As a result, Harkup’s book loses a half star in my rating on this basis alone, and I’m left with one of the odd entries in my library where I’m checking off the “favorite” box for a book that I’m not rating at least four stars or higher. Because the fact is also that I immensely enjoyed Harkup’s explanations just how the poisons used in Christie’s novels work (and where they occur naturally / what they derive from), which has both increased my already enormous respect for Christie’s chemical knowledge and the painstaking way in which she applied that knowledge in her books, and also served as fascinating background reading and a chemistry lesson that is both fun and instructive. I just know that this is one of the books I will come back to again and again in the future, not only when revisiting Christie’s catalogue but also when reading other books (mysteries and otherwise) involving poison — from the beginning of this read, I’ve had repeated flashbacks to books by other writers (and I’m gratified that Harkup hat-tips at least one of them, Ngaio Marsh’s Final Curtain, in her discussion of thallium, even if I’d also have liked at least a little word on the effect of the embalming procedure described Marsh); and I’m fairly certain that my future mystery reads involving poisons will prompt some considerable fact-checking at the hands of A Is for Arsenic.

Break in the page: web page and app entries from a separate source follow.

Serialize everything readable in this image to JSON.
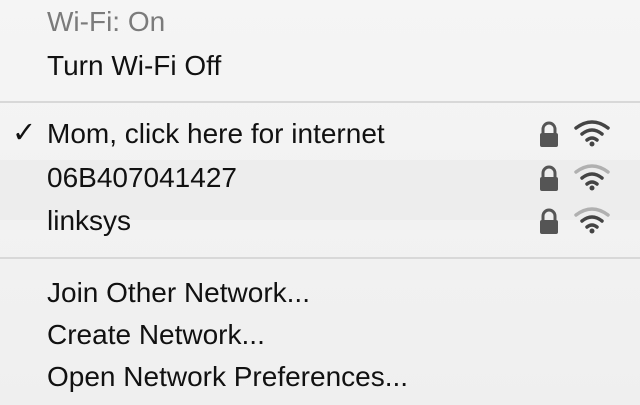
{
  "wifi_status": "Wi-Fi: On",
  "toggle_label": "Turn Wi-Fi Off",
  "networks": [
    {
      "name": "Mom, click here for internet",
      "selected": true,
      "secured": true,
      "signal_bars": 3
    },
    {
      "name": "06B407041427",
      "selected": false,
      "secured": true,
      "signal_bars": 2
    },
    {
      "name": "linksys",
      "selected": false,
      "secured": true,
      "signal_bars": 2
    }
  ],
  "actions": [
    {
      "label": "Join Other Network..."
    },
    {
      "label": "Create Network..."
    },
    {
      "label": "Open Network Preferences..."
    }
  ],
  "icons": {
    "selected": "checkmark-icon",
    "secured": "lock-icon",
    "signal": "wifi-signal-icon"
  },
  "colors": {
    "menu_background": "#f3f3f3",
    "text": "#111111",
    "disabled_text": "#7b7b7b",
    "separator": "#d8d8d8",
    "signal_active": "#444444",
    "signal_inactive": "#b0b0b0"
  }
}
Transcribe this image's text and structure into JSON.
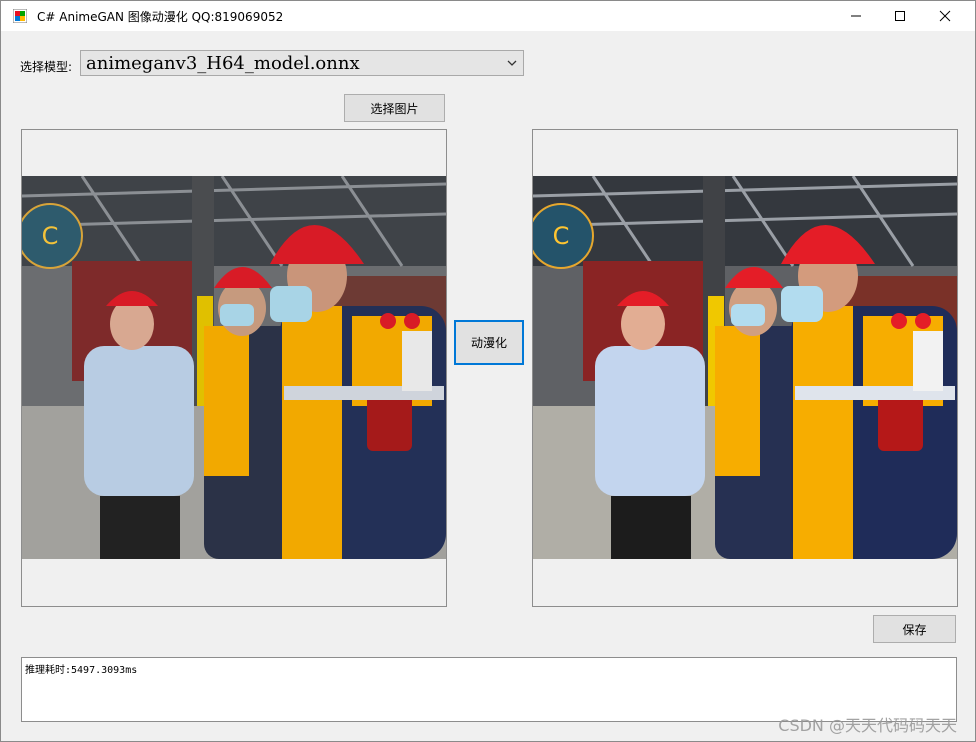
{
  "window": {
    "title": "C# AnimeGAN 图像动漫化 QQ:819069052",
    "controls": [
      "minimize-icon",
      "maximize-icon",
      "close-icon"
    ]
  },
  "form": {
    "model_label": "选择模型:",
    "model_selected": "animeganv3_H64_model.onnx",
    "select_image_button": "选择图片",
    "anime_button": "动漫化",
    "save_button": "保存"
  },
  "log": {
    "text": "推理耗时:5497.3093ms"
  },
  "watermark": "CSDN @天天代码码天天",
  "colors": {
    "form_bg": "#f0f0f0",
    "button_bg": "#e1e1e1",
    "focus_border": "#0078d7",
    "helmet_red": "#d81b26",
    "vest_yellow": "#f2a900"
  }
}
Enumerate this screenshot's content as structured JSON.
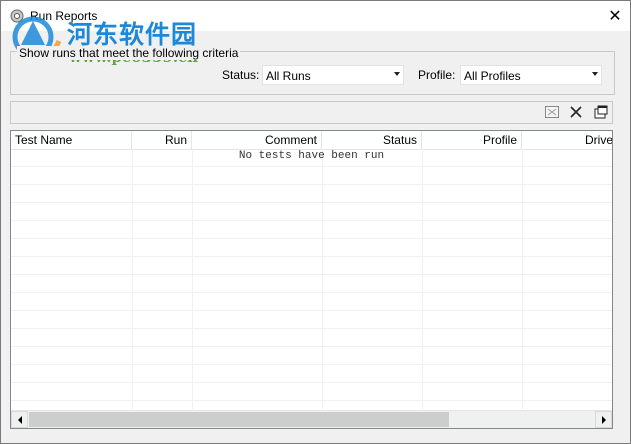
{
  "window": {
    "title": "Run Reports",
    "close_glyph": "✕"
  },
  "watermark": {
    "brand": "河东软件园",
    "url": "www.pc0359.cn"
  },
  "criteria": {
    "legend": "Show runs that meet the following criteria",
    "status_label": "Status:",
    "status_value": "All Runs",
    "profile_label": "Profile:",
    "profile_value": "All Profiles"
  },
  "toolbar": {
    "icons": [
      "report-icon",
      "delete-icon",
      "properties-icon"
    ]
  },
  "table": {
    "columns": [
      "Test Name",
      "Run",
      "Comment",
      "Status",
      "Profile",
      "Drive"
    ],
    "empty_message": "No tests have been run"
  },
  "colors": {
    "brand_blue": "#1e88d8",
    "url_green": "#5fa83c"
  }
}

Which in turn brings us back to caveat No. 1, I suppose … don’t ever try this at home!
Comments on Individual Chapters:
Introduction and Chapter 1: Arsenic
Chapter 3: Cyanide
Chapter 4: Digitalis
Chapter 6: Hemlock
Chapters 7-9: Monkshood, Nicotine, Opium
Chapters 10 & 11: Phosphorus & Ricin
Podcasts: Shedunnit & The Guardian
Harkup on Christie’s training and the way she used her knowledge in her novels:
Harkup on Thallium:
Harkup on the Guardian’s Science Weekly podcast: